Plas Menai is the Welsh national centre for watersports and I was enrolled on a weeks kayaking course to improve my skills to prepare for my 3 star assessment. Gaining this award means you can then train as an instructor to take groups out kayaking. The skills required are those for kayaking on white water, something that is generally lacking in the south east of England. So I was to have my first taste of rapids, swells, surf and sea.
It turned out there was only one other guy on the course. The instructor also had someone helping out who was training for a higher coaching award meaning we had a one to one ratio! We started in the pool practising some basic skills and then it was off to a local tidal river. We practised breaking in and out of a fast section of water that poured through a tunnel under the bridge. The trick is to keep the edge of the kayak facing upstream high with your knees as you turn downstream otherwise the force of the water catches your edge and flips you over.
Day two saw us driving to the river Dee where there was a white water slalom section of several rapids. We paddle and portaged (carried) our kayaks upstream to above the top rapid. This time we practised breaking in and then sitting in an eddy before breaking out a different way. We also learnt how to use the force of the river to manoeuvre the boats instead of paddling. One exercise involved gliding into the rapids with the paddle above heads with our eyes closed! Then we headed down stream shooting rapids one at time, learning how to signal each other and how to ‘read’ the water. The last drop was the biggest and we had to paddle hard to not get caught by the ‘stopper’ (like getting stuck in water going down a plug hole).

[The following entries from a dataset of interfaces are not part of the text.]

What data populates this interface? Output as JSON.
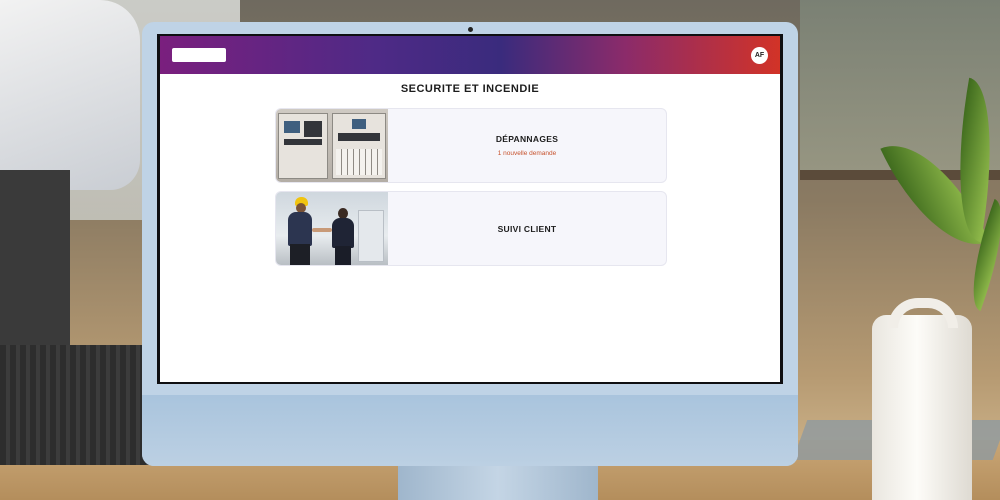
{
  "header": {
    "avatar_initials": "AF",
    "gradient_start": "#7a1f7e",
    "gradient_end": "#d23327"
  },
  "page": {
    "title": "SECURITE ET INCENDIE"
  },
  "cards": [
    {
      "title": "DÉPANNAGES",
      "subtitle": "1 nouvelle demande",
      "image": "electrical-panel-image"
    },
    {
      "title": "SUIVI CLIENT",
      "subtitle": "",
      "image": "handshake-workers-image"
    }
  ],
  "colors": {
    "subtitle_accent": "#c7532e"
  }
}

The next day we drove across Anglesey with a change of kayaks from the short fat river boats to long narrow sea kayaks. These feel more unstable but make it easier to paddle long distances with less resistance. We set off from the beach and paddled round headlands to a cove where we practised manoeuvring the sea kayaks which is a lot harder compared to the little river boats. Also rather confusingly you have to lean the opposite to the way you want to turn in these boats. Having practised (if not mastered) these skills we continued round the rocky coast at one point passing through a natural archway which involved a tricky three point turn!
The Menai straight itself was our destination for the fourth day. The tide fills in from each end of the straight making for some dramatic changes in tides and water levels. We broke into the fast water from behind the pillars of a huge bridge gliding across from one pillar to another. Later as the tide changed we paddled down to where there was a big area of standing waves caused by a broken weir. We had to really battle to get into the waves but then we were able to sit surfing them. To end the day we made the rather daft decision to paddle all the way back down the Menai straight to the centre. A couple of hours later we eventually got back!
The last day it was back to the coast for a leisurely paddle round Puffin Island, it was the wrong time of year to see any of the puffins but this was more than made up for by the seals bobbing up next to our kayaks! I finished by trying to perfect my rolling back in the pool. What a week, it went so quickly. Being able to transfer the skills I had practised in Shoreham on a flat river to a situation where I had to use them ‘in anger’ on white water was invaluable in improving my abilities, hopefully passing my assessment and so being able to start taking other members of the group out kayaking.